DDTV has also produced a considerable amount of anti-Israel programming, such as Nothing Is Safe: Israel’s 2006 War on Lebanon (broadcast in April 2008). Other Deep Dish shows have called for “transforming Palestine/Israel into a Single State,” a move that would effectively spell the end not only of Israel, but of all personal security for Jews in the Middle East. And in 2011, DDTV collaborated with Fida Qishta, a Palestinian journalist and filmmaker from Gaza, on a movie titled Should the Birds Fly? According to Deep Dish, this film “documents the pain caused by the brutal Israeli occupation” and “the brutal Israeli military control over Gaza.”
DDTV’s 2009 four-part series, DIY Media: Movement Perspectives on Critical Moments, was modeled on the “people’s history” technique of the late historian Howard Zinn, telling “the history of recent social movements” in the United States “from the perspective of participants in those movements.” The series depicts America as a historically racist oppressor nation whose deep-seated injustices have been challenged only by courageous left-wing activists who “have sought equal rights for gays and lesbians; waged campaigns for environmental justice; struggled to curb corporate power; and fought against unjust, destructive U.S. foreign policy in Latin America.”
Uprooted: A Grassroots Examination of the Politics of Migration is a DDTV initiative that derides the “corporate media” for reducing the immigration debate to “a false contest between human and civil rights versus security.” Further, Uprooted showcases “inspiring and moving portraits of those most affected by U.S. immigration policies”; aims to “debunk the nativist mythologies that fuel the rhetorical engine of the right-wing pundits”; and collaborates with such ideological allies as Alwan for the Arts, Dream Act organizers, Feet in 2 Worlds, the Global Workers Justice Alliance, PanLeft, Presente, the Puente Movement, and Voices in Exile.

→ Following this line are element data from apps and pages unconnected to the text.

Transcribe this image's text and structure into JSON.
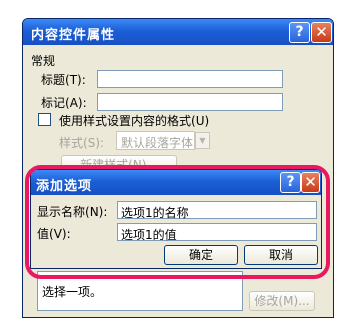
{
  "outer_dialog": {
    "title": "内容控件属性",
    "help_glyph": "?",
    "close_glyph": "✕",
    "section_general": "常规",
    "title_label": "标题",
    "title_key": "(T):",
    "tag_label": "标记",
    "tag_key": "(A):",
    "style_checkbox_label": "使用样式设置内容的格式",
    "style_checkbox_key": "(U)",
    "style_label": "样式",
    "style_key": "(S):",
    "style_value": "默认段落字体",
    "new_style_button": "新建样式(N)...",
    "list_item": "选择一项。",
    "modify_button": "修改(M)..."
  },
  "inner_dialog": {
    "title": "添加选项",
    "help_glyph": "?",
    "close_glyph": "✕",
    "display_name_label": "显示名称",
    "display_name_key": "(N):",
    "display_name_value": "选项1的名称",
    "value_label": "值",
    "value_key": "(V):",
    "value_value": "选项1的值",
    "ok_button": "确定",
    "cancel_button": "取消"
  },
  "colors": {
    "highlight": "#e8195f",
    "titlebar": "#1c5fd6",
    "dialog_face": "#ece9d8"
  }
}
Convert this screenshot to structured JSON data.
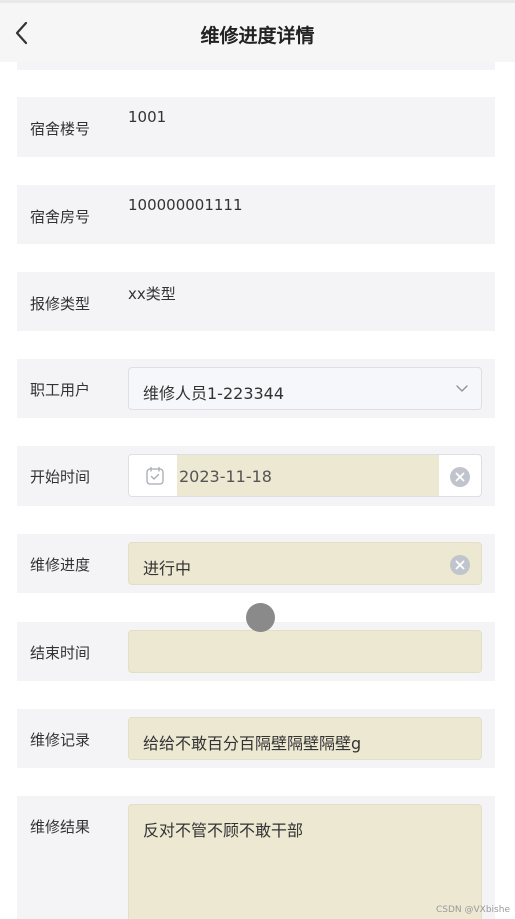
{
  "header": {
    "title": "维修进度详情"
  },
  "fields": {
    "building": {
      "label": "宿舍楼号",
      "value": "1001"
    },
    "room": {
      "label": "宿舍房号",
      "value": "100000001111"
    },
    "repair_type": {
      "label": "报修类型",
      "value": "xx类型"
    },
    "staff": {
      "label": "职工用户",
      "value": "维修人员1-223344"
    },
    "start_time": {
      "label": "开始时间",
      "value": "2023-11-18"
    },
    "progress": {
      "label": "维修进度",
      "value": "进行中"
    },
    "end_time": {
      "label": "结束时间",
      "value": ""
    },
    "record": {
      "label": "维修记录",
      "value": "给给不敢百分百隔壁隔壁隔壁g"
    },
    "result": {
      "label": "维修结果",
      "value": "反对不管不顾不敢干部"
    }
  },
  "icons": {
    "back": "chevron-left-icon",
    "select": "chevron-down-icon",
    "calendar": "calendar-icon",
    "clear": "clear-circle-icon"
  },
  "colors": {
    "row_background": "#f4f4f6",
    "filled_field": "#ece8d2",
    "header_background": "#f6f6f6"
  },
  "watermark": "CSDN @VXbishe"
}
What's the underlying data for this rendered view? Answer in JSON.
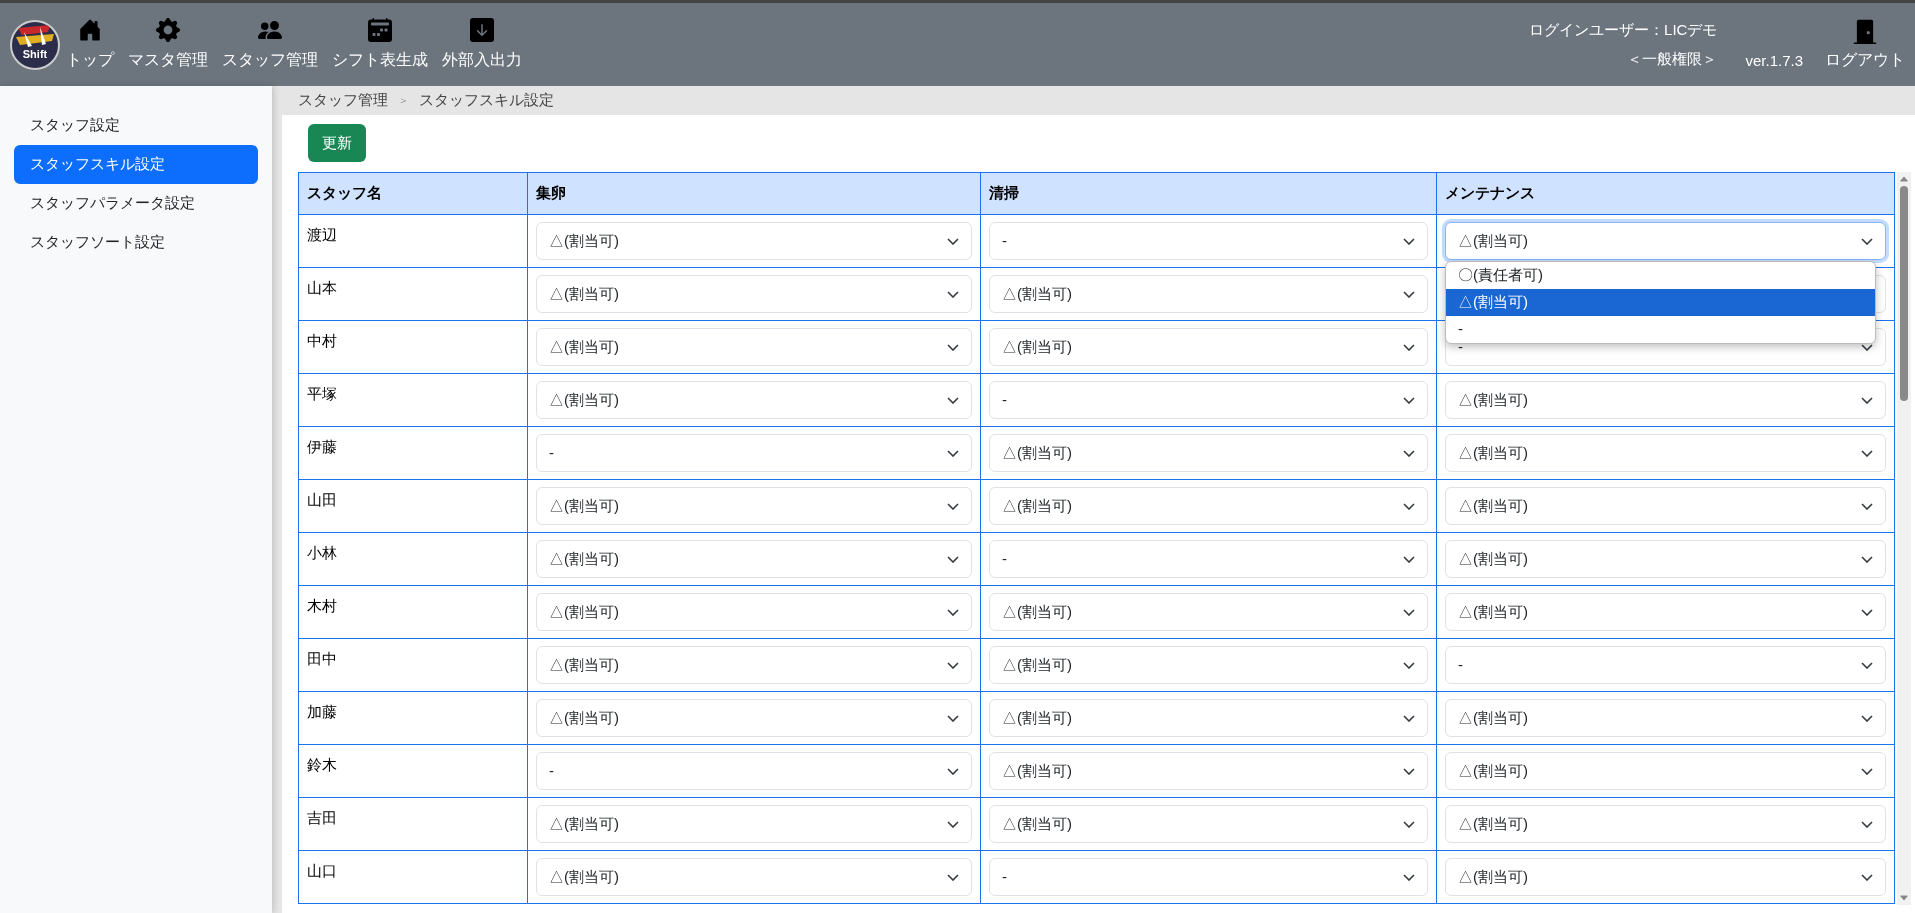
{
  "header": {
    "logo": {
      "text": "Shift"
    },
    "nav": [
      {
        "label": "トップ"
      },
      {
        "label": "マスタ管理"
      },
      {
        "label": "スタッフ管理"
      },
      {
        "label": "シフト表生成"
      },
      {
        "label": "外部入出力"
      }
    ],
    "user": "ログインユーザー：LICデモ",
    "role": "＜一般権限＞",
    "version": "ver.1.7.3",
    "logout": "ログアウト"
  },
  "sidebar": {
    "items": [
      {
        "label": "スタッフ設定",
        "selected": false
      },
      {
        "label": "スタッフスキル設定",
        "selected": true
      },
      {
        "label": "スタッフパラメータ設定",
        "selected": false
      },
      {
        "label": "スタッフソート設定",
        "selected": false
      }
    ]
  },
  "breadcrumb": [
    "スタッフ管理",
    "＞",
    "スタッフスキル設定"
  ],
  "update_button": "更新",
  "table": {
    "columns": [
      "スタッフ名",
      "集卵",
      "清掃",
      "メンテナンス"
    ],
    "rows": [
      {
        "cells": [
          {
            "value": "渡辺"
          },
          {
            "value": "△(割当可)"
          },
          {
            "value": "-"
          },
          {
            "value": "△(割当可)",
            "open": true,
            "options": [
              {
                "label": "〇(責任者可)",
                "selected": false
              },
              {
                "label": "△(割当可)",
                "selected": true
              },
              {
                "label": "-",
                "selected": false
              }
            ]
          }
        ]
      },
      {
        "cells": [
          {
            "value": "山本"
          },
          {
            "value": "△(割当可)"
          },
          {
            "value": "△(割当可)"
          },
          {}
        ]
      },
      {
        "cells": [
          {
            "value": "中村"
          },
          {
            "value": "△(割当可)"
          },
          {
            "value": "△(割当可)"
          },
          {
            "value": "-"
          }
        ]
      },
      {
        "cells": [
          {
            "value": "平塚"
          },
          {
            "value": "△(割当可)"
          },
          {
            "value": "-"
          },
          {
            "value": "△(割当可)"
          }
        ]
      },
      {
        "cells": [
          {
            "value": "伊藤"
          },
          {
            "value": "-"
          },
          {
            "value": "△(割当可)"
          },
          {
            "value": "△(割当可)"
          }
        ]
      },
      {
        "cells": [
          {
            "value": "山田"
          },
          {
            "value": "△(割当可)"
          },
          {
            "value": "△(割当可)"
          },
          {
            "value": "△(割当可)"
          }
        ]
      },
      {
        "cells": [
          {
            "value": "小林"
          },
          {
            "value": "△(割当可)"
          },
          {
            "value": "-"
          },
          {
            "value": "△(割当可)"
          }
        ]
      },
      {
        "cells": [
          {
            "value": "木村"
          },
          {
            "value": "△(割当可)"
          },
          {
            "value": "△(割当可)"
          },
          {
            "value": "△(割当可)"
          }
        ]
      },
      {
        "cells": [
          {
            "value": "田中"
          },
          {
            "value": "△(割当可)"
          },
          {
            "value": "△(割当可)"
          },
          {
            "value": "-"
          }
        ]
      },
      {
        "cells": [
          {
            "value": "加藤"
          },
          {
            "value": "△(割当可)"
          },
          {
            "value": "△(割当可)"
          },
          {
            "value": "△(割当可)"
          }
        ]
      },
      {
        "cells": [
          {
            "value": "鈴木"
          },
          {
            "value": "-"
          },
          {
            "value": "△(割当可)"
          },
          {
            "value": "△(割当可)"
          }
        ]
      },
      {
        "cells": [
          {
            "value": "吉田"
          },
          {
            "value": "△(割当可)"
          },
          {
            "value": "△(割当可)"
          },
          {
            "value": "△(割当可)"
          }
        ]
      },
      {
        "cells": [
          {
            "value": "山口"
          },
          {
            "value": "△(割当可)"
          },
          {
            "value": "-"
          },
          {
            "value": "△(割当可)"
          }
        ]
      }
    ]
  }
}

DDTV’s programs are shown today on more than 200 public-access cable stations across the United States, as well as on selected PBS stations and satellite-dish stations like Free Speech TV and LinkTV. Deep Dish also seeks to reach student and community groups by screening and distributing DVD copies of its programs.

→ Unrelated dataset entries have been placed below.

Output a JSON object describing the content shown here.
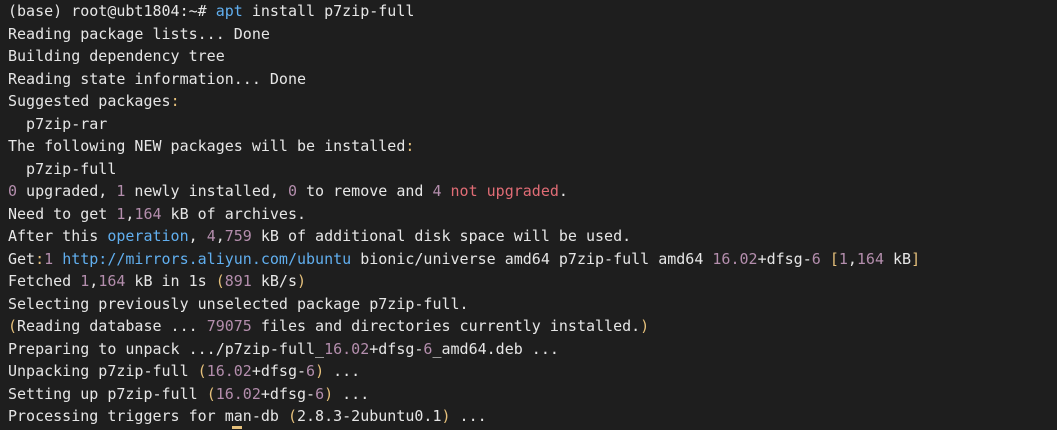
{
  "terminal": {
    "prompt": "(base) root@ubt1804:~#",
    "command": "apt install p7zip-full",
    "lines": [
      {
        "segments": [
          {
            "t": "Reading package lists... Done",
            "c": ""
          }
        ]
      },
      {
        "segments": [
          {
            "t": "Building dependency tree",
            "c": ""
          }
        ]
      },
      {
        "segments": [
          {
            "t": "Reading state information... Done",
            "c": ""
          }
        ]
      },
      {
        "segments": [
          {
            "t": "Suggested packages",
            "c": ""
          },
          {
            "t": ":",
            "c": "yellow"
          }
        ]
      },
      {
        "segments": [
          {
            "t": "  p7zip-rar",
            "c": ""
          }
        ]
      },
      {
        "segments": [
          {
            "t": "The following NEW packages will be installed",
            "c": ""
          },
          {
            "t": ":",
            "c": "yellow"
          }
        ]
      },
      {
        "segments": [
          {
            "t": "  p7zip-full",
            "c": ""
          }
        ]
      },
      {
        "segments": [
          {
            "t": "0",
            "c": "num"
          },
          {
            "t": " upgraded, ",
            "c": ""
          },
          {
            "t": "1",
            "c": "num"
          },
          {
            "t": " newly installed, ",
            "c": ""
          },
          {
            "t": "0",
            "c": "num"
          },
          {
            "t": " to remove and ",
            "c": ""
          },
          {
            "t": "4",
            "c": "num"
          },
          {
            "t": " ",
            "c": ""
          },
          {
            "t": "not upgraded",
            "c": "red"
          },
          {
            "t": ".",
            "c": ""
          }
        ]
      },
      {
        "segments": [
          {
            "t": "Need to get ",
            "c": ""
          },
          {
            "t": "1",
            "c": "num"
          },
          {
            "t": ",",
            "c": ""
          },
          {
            "t": "164",
            "c": "num"
          },
          {
            "t": " kB of archives.",
            "c": ""
          }
        ]
      },
      {
        "segments": [
          {
            "t": "After this ",
            "c": ""
          },
          {
            "t": "operation",
            "c": "blue"
          },
          {
            "t": ", ",
            "c": ""
          },
          {
            "t": "4",
            "c": "num"
          },
          {
            "t": ",",
            "c": ""
          },
          {
            "t": "759",
            "c": "num"
          },
          {
            "t": " kB of additional disk space will be used.",
            "c": ""
          }
        ]
      },
      {
        "segments": [
          {
            "t": "Get",
            "c": ""
          },
          {
            "t": ":",
            "c": "yellow"
          },
          {
            "t": "1",
            "c": "num"
          },
          {
            "t": " ",
            "c": ""
          },
          {
            "t": "http://mirrors.aliyun.com/ubuntu",
            "c": "blue"
          },
          {
            "t": " bionic/universe amd64 p7zip-full amd64 ",
            "c": ""
          },
          {
            "t": "16.02",
            "c": "num"
          },
          {
            "t": "+dfsg-",
            "c": ""
          },
          {
            "t": "6",
            "c": "num"
          },
          {
            "t": " ",
            "c": ""
          },
          {
            "t": "[",
            "c": "yellow"
          },
          {
            "t": "1",
            "c": "num"
          },
          {
            "t": ",",
            "c": ""
          },
          {
            "t": "164",
            "c": "num"
          },
          {
            "t": " kB",
            "c": ""
          },
          {
            "t": "]",
            "c": "yellow"
          }
        ]
      },
      {
        "segments": [
          {
            "t": "Fetched ",
            "c": ""
          },
          {
            "t": "1",
            "c": "num"
          },
          {
            "t": ",",
            "c": ""
          },
          {
            "t": "164",
            "c": "num"
          },
          {
            "t": " kB in ",
            "c": ""
          },
          {
            "t": "1s",
            "c": ""
          },
          {
            "t": " ",
            "c": ""
          },
          {
            "t": "(",
            "c": "yellow"
          },
          {
            "t": "891",
            "c": "num"
          },
          {
            "t": " kB/s",
            "c": ""
          },
          {
            "t": ")",
            "c": "yellow"
          }
        ]
      },
      {
        "segments": [
          {
            "t": "Selecting previously unselected package p7zip-full.",
            "c": ""
          }
        ]
      },
      {
        "segments": [
          {
            "t": "(",
            "c": "yellow"
          },
          {
            "t": "Reading database ... ",
            "c": ""
          },
          {
            "t": "79075",
            "c": "num"
          },
          {
            "t": " files and directories currently installed.",
            "c": ""
          },
          {
            "t": ")",
            "c": "yellow"
          }
        ]
      },
      {
        "segments": [
          {
            "t": "Preparing to unpack .../p7zip-full_",
            "c": ""
          },
          {
            "t": "16.02",
            "c": "num"
          },
          {
            "t": "+dfsg-",
            "c": ""
          },
          {
            "t": "6",
            "c": "num"
          },
          {
            "t": "_amd64.deb ...",
            "c": ""
          }
        ]
      },
      {
        "segments": [
          {
            "t": "Unpacking p7zip-full ",
            "c": ""
          },
          {
            "t": "(",
            "c": "yellow"
          },
          {
            "t": "16.02",
            "c": "num"
          },
          {
            "t": "+dfsg-",
            "c": ""
          },
          {
            "t": "6",
            "c": "num"
          },
          {
            "t": ")",
            "c": "yellow"
          },
          {
            "t": " ...",
            "c": ""
          }
        ]
      },
      {
        "segments": [
          {
            "t": "Setting up p7zip-full ",
            "c": ""
          },
          {
            "t": "(",
            "c": "yellow"
          },
          {
            "t": "16.02",
            "c": "num"
          },
          {
            "t": "+dfsg-",
            "c": ""
          },
          {
            "t": "6",
            "c": "num"
          },
          {
            "t": ")",
            "c": "yellow"
          },
          {
            "t": " ...",
            "c": ""
          }
        ]
      },
      {
        "segments": [
          {
            "t": "Processing triggers for man-db ",
            "c": ""
          },
          {
            "t": "(",
            "c": "yellow"
          },
          {
            "t": "2.8.3-2ubuntu0.1",
            "c": ""
          },
          {
            "t": ")",
            "c": "yellow"
          },
          {
            "t": " ...",
            "c": ""
          }
        ]
      }
    ]
  },
  "colors": {
    "background": "#1e1e1e",
    "foreground": "#e6e6e6",
    "number": "#b48ead",
    "link": "#61afef",
    "warning": "#e06c75",
    "punct": "#e5c07b"
  }
}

In the fall of 2011, DDTV supported the newly formed Occupy Wall Street (OWS) movement. One pro-OWS feature on the DDTV website, titled “Capitalism Makes Me Sick,” depicts free-market economics as a “corrosive” system founded on “dirty, filthy, illusory money”—and as a breeding ground for physical and psychological pathology.

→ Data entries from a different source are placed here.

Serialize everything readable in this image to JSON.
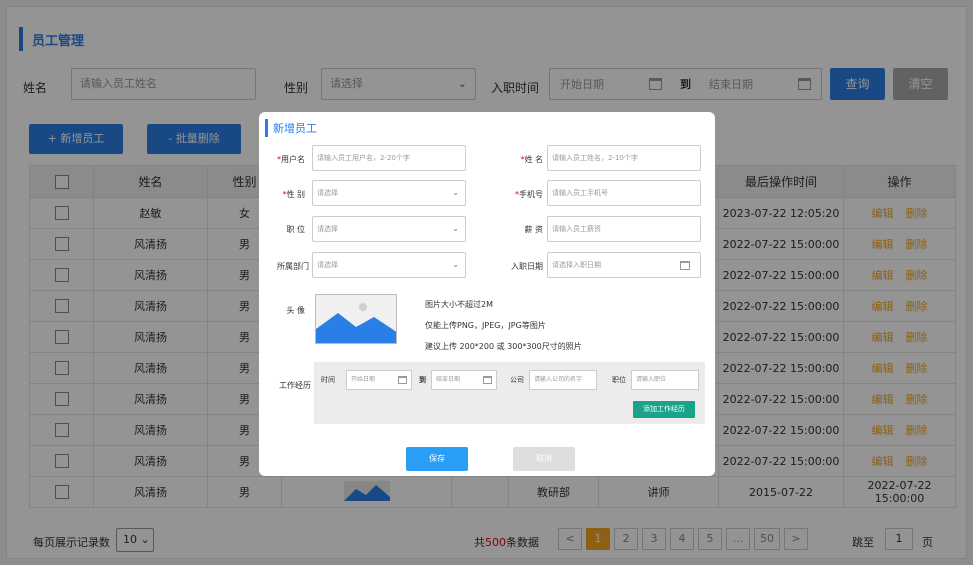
{
  "page_title": "员工管理",
  "filters": {
    "name_label": "姓名",
    "name_placeholder": "请输入员工姓名",
    "gender_label": "性别",
    "gender_value": "请选择",
    "hire_date_label": "入职时间",
    "start_placeholder": "开始日期",
    "to_label": "到",
    "end_placeholder": "结束日期",
    "query_label": "查询",
    "clear_label": "清空"
  },
  "actions": {
    "add_label": "+ 新增员工",
    "batch_delete_label": "- 批量删除"
  },
  "table": {
    "headers": [
      "",
      "姓名",
      "性别",
      "",
      "",
      "",
      "",
      "最后操作时间",
      "操作"
    ],
    "rows": [
      {
        "name": "赵敏",
        "gender": "女",
        "dept": "",
        "title": "",
        "hire_date": "",
        "last_op": "2023-07-22 12:05:20"
      },
      {
        "name": "风清扬",
        "gender": "男",
        "dept": "",
        "title": "",
        "hire_date": "",
        "last_op": "2022-07-22 15:00:00"
      },
      {
        "name": "风清扬",
        "gender": "男",
        "dept": "",
        "title": "",
        "hire_date": "",
        "last_op": "2022-07-22 15:00:00"
      },
      {
        "name": "风清扬",
        "gender": "男",
        "dept": "",
        "title": "",
        "hire_date": "",
        "last_op": "2022-07-22 15:00:00"
      },
      {
        "name": "风清扬",
        "gender": "男",
        "dept": "",
        "title": "",
        "hire_date": "",
        "last_op": "2022-07-22 15:00:00"
      },
      {
        "name": "风清扬",
        "gender": "男",
        "dept": "",
        "title": "",
        "hire_date": "",
        "last_op": "2022-07-22 15:00:00"
      },
      {
        "name": "风清扬",
        "gender": "男",
        "dept": "",
        "title": "",
        "hire_date": "",
        "last_op": "2022-07-22 15:00:00"
      },
      {
        "name": "风清扬",
        "gender": "男",
        "dept": "",
        "title": "",
        "hire_date": "",
        "last_op": "2022-07-22 15:00:00"
      },
      {
        "name": "风清扬",
        "gender": "男",
        "dept": "",
        "title": "",
        "hire_date": "",
        "last_op": "2022-07-22 15:00:00"
      },
      {
        "name": "风清扬",
        "gender": "男",
        "dept": "教研部",
        "title": "讲师",
        "hire_date": "2015-07-22",
        "last_op": "2022-07-22 15:00:00"
      }
    ],
    "edit_label": "编辑",
    "delete_label": "删除"
  },
  "footer": {
    "per_page_label": "每页展示记录数",
    "per_page_value": "10",
    "total_prefix": "共",
    "total_count": "500",
    "total_suffix": "条数据",
    "pages": [
      "<",
      "1",
      "2",
      "3",
      "4",
      "5",
      "...",
      "50",
      ">"
    ],
    "active_page": "1",
    "jump_label": "跳至",
    "jump_value": "1",
    "jump_unit": "页"
  },
  "modal": {
    "title": "新增员工",
    "username_label": "用户名",
    "username_placeholder": "请输入员工用户名，2-20个字",
    "name_label": "姓  名",
    "name_placeholder": "请输入员工姓名，2-10个字",
    "gender_label": "性  别",
    "gender_placeholder": "请选择",
    "phone_label": "手机号",
    "phone_placeholder": "请输入员工手机号",
    "position_label": "职  位",
    "position_placeholder": "请选择",
    "salary_label": "薪  资",
    "salary_placeholder": "请输入员工薪资",
    "dept_label": "所属部门",
    "dept_placeholder": "请选择",
    "hire_label": "入职日期",
    "hire_placeholder": "请选择入职日期",
    "avatar_label": "头  像",
    "hint_1": "图片大小不超过2M",
    "hint_2": "仅能上传PNG，JPEG，JPG等图片",
    "hint_3": "建议上传 200*200 或 300*300尺寸的照片",
    "work_label": "工作经历",
    "work_time_label": "时间",
    "work_start_placeholder": "开始日期",
    "work_to_label": "到",
    "work_end_placeholder": "结束日期",
    "work_company_label": "公司",
    "work_company_placeholder": "请输入公司的名字",
    "work_position_label": "职位",
    "work_position_placeholder": "请输入职位",
    "add_work_label": "添加工作经历",
    "save_label": "保存",
    "cancel_label": "取消"
  },
  "colors": {
    "primary": "#2a7ee6",
    "operation": "#f5a623",
    "add_work": "#1aa38a"
  }
}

DDTV has received funding from numerous charitable foundations, including the A.J. Muste Memorial Institute, the Caipirinha Foundation, the Funding Exchange, the John D. and Catherine T. MacArthur Foundation, the Nathan Cummings Foundation, the New World Foundation, the Peace Development Fund, the Public Welfare Foundation, the Rockefeller Foundation, the Samuel Rubin Foundation, the Threshold Foundation, and the Tides Foundation. DDTV is also supported by Cultures of Resistance.
For a complete list of DDTV funders, click here.